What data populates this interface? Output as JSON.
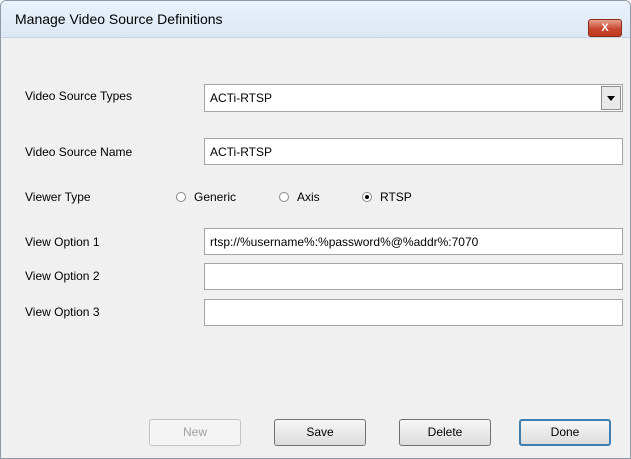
{
  "window": {
    "title": "Manage Video Source Definitions",
    "close_label": "X"
  },
  "form": {
    "video_source_types": {
      "label": "Video Source Types",
      "value": "ACTi-RTSP"
    },
    "video_source_name": {
      "label": "Video Source Name",
      "value": "ACTi-RTSP"
    },
    "viewer_type": {
      "label": "Viewer Type",
      "options": [
        {
          "label": "Generic",
          "selected": false
        },
        {
          "label": "Axis",
          "selected": false
        },
        {
          "label": "RTSP",
          "selected": true
        }
      ]
    },
    "view_option_1": {
      "label": "View Option 1",
      "value": "rtsp://%username%:%password%@%addr%:7070"
    },
    "view_option_2": {
      "label": "View Option 2",
      "value": ""
    },
    "view_option_3": {
      "label": "View Option 3",
      "value": ""
    }
  },
  "buttons": {
    "new": "New",
    "save": "Save",
    "delete": "Delete",
    "done": "Done"
  },
  "colors": {
    "title_bar": "#dce8f5",
    "close_button": "#c7482e",
    "dialog_bg": "#f0f0f0"
  }
}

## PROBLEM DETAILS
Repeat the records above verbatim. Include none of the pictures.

## PROBLEM SOLUTION
What data populates this interface? Output as JSON.
{
  "window": {
    "title": "Manage Video Source Definitions",
    "close_label": "X"
  },
  "form": {
    "video_source_types": {
      "label": "Video Source Types",
      "value": "ACTi-RTSP"
    },
    "video_source_name": {
      "label": "Video Source Name",
      "value": "ACTi-RTSP"
    },
    "viewer_type": {
      "label": "Viewer Type",
      "options": [
        {
          "label": "Generic",
          "selected": false
        },
        {
          "label": "Axis",
          "selected": false
        },
        {
          "label": "RTSP",
          "selected": true
        }
      ]
    },
    "view_option_1": {
      "label": "View Option 1",
      "value": "rtsp://%username%:%password%@%addr%:7070"
    },
    "view_option_2": {
      "label": "View Option 2",
      "value": ""
    },
    "view_option_3": {
      "label": "View Option 3",
      "value": ""
    }
  },
  "buttons": {
    "new": "New",
    "save": "Save",
    "delete": "Delete",
    "done": "Done"
  },
  "colors": {
    "title_bar": "#dce8f5",
    "close_button": "#c7482e",
    "dialog_bg": "#f0f0f0"
  }
}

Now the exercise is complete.